- Dataset -
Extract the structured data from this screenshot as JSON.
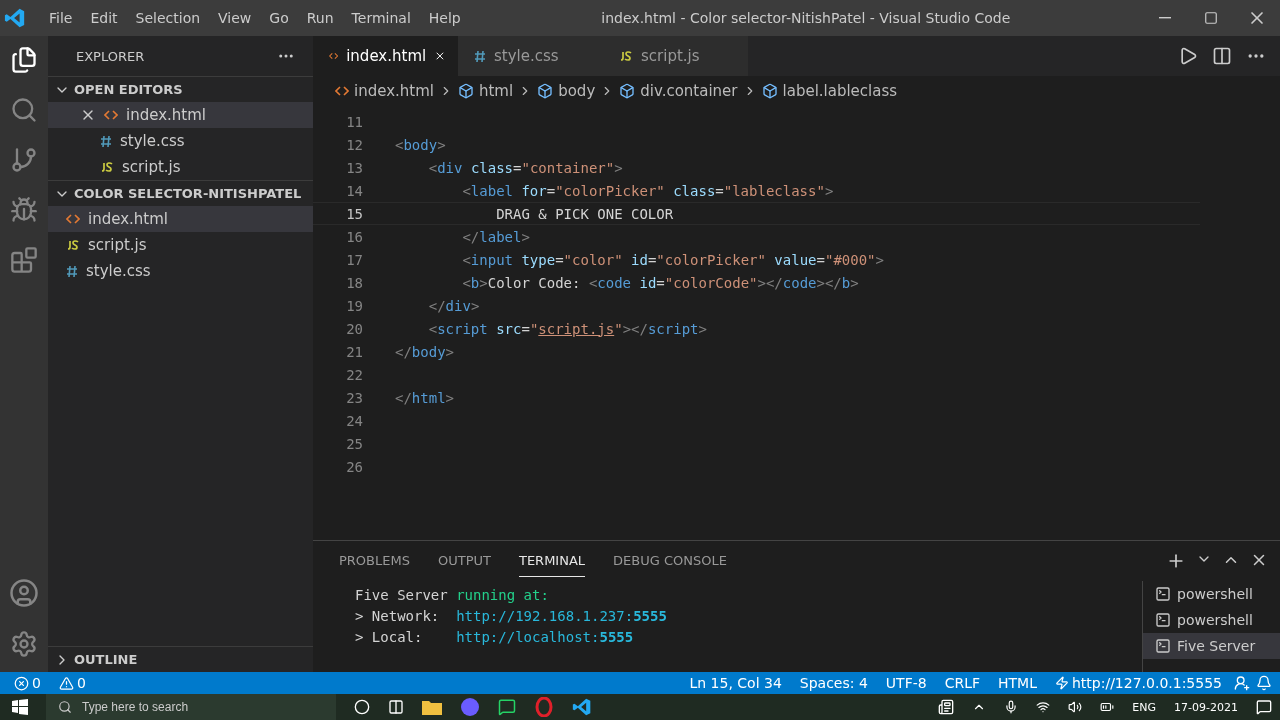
{
  "window": {
    "title": "index.html - Color selector-NitishPatel - Visual Studio Code"
  },
  "menu": [
    "File",
    "Edit",
    "Selection",
    "View",
    "Go",
    "Run",
    "Terminal",
    "Help"
  ],
  "sidebar": {
    "title": "EXPLORER",
    "sections": [
      {
        "title": "OPEN EDITORS",
        "expanded": true,
        "items": [
          {
            "name": "index.html",
            "kind": "html",
            "selected": true
          },
          {
            "name": "style.css",
            "kind": "css",
            "selected": false
          },
          {
            "name": "script.js",
            "kind": "js",
            "selected": false
          }
        ]
      },
      {
        "title": "COLOR SELECTOR-NITISHPATEL",
        "expanded": true,
        "items": [
          {
            "name": "index.html",
            "kind": "html",
            "selected": true
          },
          {
            "name": "script.js",
            "kind": "js",
            "selected": false
          },
          {
            "name": "style.css",
            "kind": "css",
            "selected": false
          }
        ]
      }
    ],
    "outline": {
      "title": "OUTLINE",
      "expanded": false
    }
  },
  "tabs": [
    {
      "label": "index.html",
      "kind": "html",
      "selected": true
    },
    {
      "label": "style.css",
      "kind": "css",
      "selected": false
    },
    {
      "label": "script.js",
      "kind": "js",
      "selected": false
    }
  ],
  "breadcrumb": [
    {
      "label": "index.html",
      "kind": "html"
    },
    {
      "label": "html",
      "kind": "element"
    },
    {
      "label": "body",
      "kind": "element"
    },
    {
      "label": "div.container",
      "kind": "element"
    },
    {
      "label": "label.lableclass",
      "kind": "element"
    }
  ],
  "code": [
    {
      "number": "11",
      "current": false
    },
    {
      "number": "12",
      "current": false,
      "tokens": [
        {
          "text": "<",
          "kind": "punct"
        },
        {
          "text": "body",
          "kind": "tag"
        },
        {
          "text": ">",
          "kind": "punct"
        }
      ]
    },
    {
      "number": "13",
      "current": false,
      "tokens": [
        {
          "text": "    <",
          "kind": "punct"
        },
        {
          "text": "div",
          "kind": "tag"
        },
        {
          "text": " class",
          "kind": "attr"
        },
        {
          "text": "=",
          "kind": "text"
        },
        {
          "text": "\"container\"",
          "kind": "string"
        },
        {
          "text": ">",
          "kind": "punct"
        }
      ]
    },
    {
      "number": "14",
      "current": false,
      "tokens": [
        {
          "text": "        <",
          "kind": "punct"
        },
        {
          "text": "label",
          "kind": "tag"
        },
        {
          "text": " for",
          "kind": "attr"
        },
        {
          "text": "=",
          "kind": "text"
        },
        {
          "text": "\"colorPicker\"",
          "kind": "string"
        },
        {
          "text": " class",
          "kind": "attr"
        },
        {
          "text": "=",
          "kind": "text"
        },
        {
          "text": "\"lableclass\"",
          "kind": "string"
        },
        {
          "text": ">",
          "kind": "punct"
        }
      ]
    },
    {
      "number": "15",
      "current": true,
      "tokens": [
        {
          "text": "            DRAG & PICK ONE COLOR",
          "kind": "text"
        }
      ]
    },
    {
      "number": "16",
      "current": false,
      "tokens": [
        {
          "text": "        </",
          "kind": "punct"
        },
        {
          "text": "label",
          "kind": "tag"
        },
        {
          "text": ">",
          "kind": "punct"
        }
      ]
    },
    {
      "number": "17",
      "current": false,
      "tokens": [
        {
          "text": "        <",
          "kind": "punct"
        },
        {
          "text": "input",
          "kind": "tag"
        },
        {
          "text": " type",
          "kind": "attr"
        },
        {
          "text": "=",
          "kind": "text"
        },
        {
          "text": "\"color\"",
          "kind": "string"
        },
        {
          "text": " id",
          "kind": "attr"
        },
        {
          "text": "=",
          "kind": "text"
        },
        {
          "text": "\"colorPicker\"",
          "kind": "string"
        },
        {
          "text": " value",
          "kind": "attr"
        },
        {
          "text": "=",
          "kind": "text"
        },
        {
          "text": "\"#000\"",
          "kind": "string"
        },
        {
          "text": ">",
          "kind": "punct"
        }
      ]
    },
    {
      "number": "18",
      "current": false,
      "tokens": [
        {
          "text": "        <",
          "kind": "punct"
        },
        {
          "text": "b",
          "kind": "tag"
        },
        {
          "text": ">",
          "kind": "punct"
        },
        {
          "text": "Color Code: ",
          "kind": "text"
        },
        {
          "text": "<",
          "kind": "punct"
        },
        {
          "text": "code",
          "kind": "tag"
        },
        {
          "text": " id",
          "kind": "attr"
        },
        {
          "text": "=",
          "kind": "text"
        },
        {
          "text": "\"colorCode\"",
          "kind": "string"
        },
        {
          "text": "></",
          "kind": "punct"
        },
        {
          "text": "code",
          "kind": "tag"
        },
        {
          "text": "></",
          "kind": "punct"
        },
        {
          "text": "b",
          "kind": "tag"
        },
        {
          "text": ">",
          "kind": "punct"
        }
      ]
    },
    {
      "number": "19",
      "current": false,
      "tokens": [
        {
          "text": "    </",
          "kind": "punct"
        },
        {
          "text": "div",
          "kind": "tag"
        },
        {
          "text": ">",
          "kind": "punct"
        }
      ]
    },
    {
      "number": "20",
      "current": false,
      "tokens": [
        {
          "text": "    <",
          "kind": "punct"
        },
        {
          "text": "script",
          "kind": "tag"
        },
        {
          "text": " src",
          "kind": "attr"
        },
        {
          "text": "=",
          "kind": "text"
        },
        {
          "text": "\"",
          "kind": "string"
        },
        {
          "text": "script.js",
          "kind": "link"
        },
        {
          "text": "\"",
          "kind": "string"
        },
        {
          "text": "></",
          "kind": "punct"
        },
        {
          "text": "script",
          "kind": "tag"
        },
        {
          "text": ">",
          "kind": "punct"
        }
      ]
    },
    {
      "number": "21",
      "current": false,
      "tokens": [
        {
          "text": "</",
          "kind": "punct"
        },
        {
          "text": "body",
          "kind": "tag"
        },
        {
          "text": ">",
          "kind": "punct"
        }
      ]
    },
    {
      "number": "22",
      "current": false
    },
    {
      "number": "23",
      "current": false,
      "tokens": [
        {
          "text": "</",
          "kind": "punct"
        },
        {
          "text": "html",
          "kind": "tag"
        },
        {
          "text": ">",
          "kind": "punct"
        }
      ]
    },
    {
      "number": "24",
      "current": false
    },
    {
      "number": "25",
      "current": false
    },
    {
      "number": "26",
      "current": false
    }
  ],
  "panel": {
    "tabs": [
      {
        "label": "PROBLEMS",
        "selected": false
      },
      {
        "label": "OUTPUT",
        "selected": false
      },
      {
        "label": "TERMINAL",
        "selected": true
      },
      {
        "label": "DEBUG CONSOLE",
        "selected": false
      }
    ],
    "terminal": [
      [
        {
          "text": "Five Server ",
          "kind": "text"
        },
        {
          "text": "running at:",
          "kind": "green"
        }
      ],
      [
        {
          "text": "> Network:  ",
          "kind": "text"
        },
        {
          "text": "http://192.168.1.237:",
          "kind": "url"
        },
        {
          "text": "5555",
          "kind": "port"
        }
      ],
      [
        {
          "text": "> Local:    ",
          "kind": "text"
        },
        {
          "text": "http://localhost:",
          "kind": "url"
        },
        {
          "text": "5555",
          "kind": "port"
        }
      ]
    ],
    "terminals": [
      {
        "label": "powershell",
        "selected": false
      },
      {
        "label": "powershell",
        "selected": false
      },
      {
        "label": "Five Server",
        "selected": true
      }
    ]
  },
  "status_bar": {
    "errors": "0",
    "warnings": "0",
    "items": [
      "Ln 15, Col 34",
      "Spaces: 4",
      "UTF-8",
      "CRLF",
      "HTML"
    ],
    "server": "http://127.0.0.1:5555"
  },
  "taskbar": {
    "search_placeholder": "Type here to search",
    "language": "ENG",
    "date": "17-09-2021"
  }
}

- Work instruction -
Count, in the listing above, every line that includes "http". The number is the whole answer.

- Written response -
3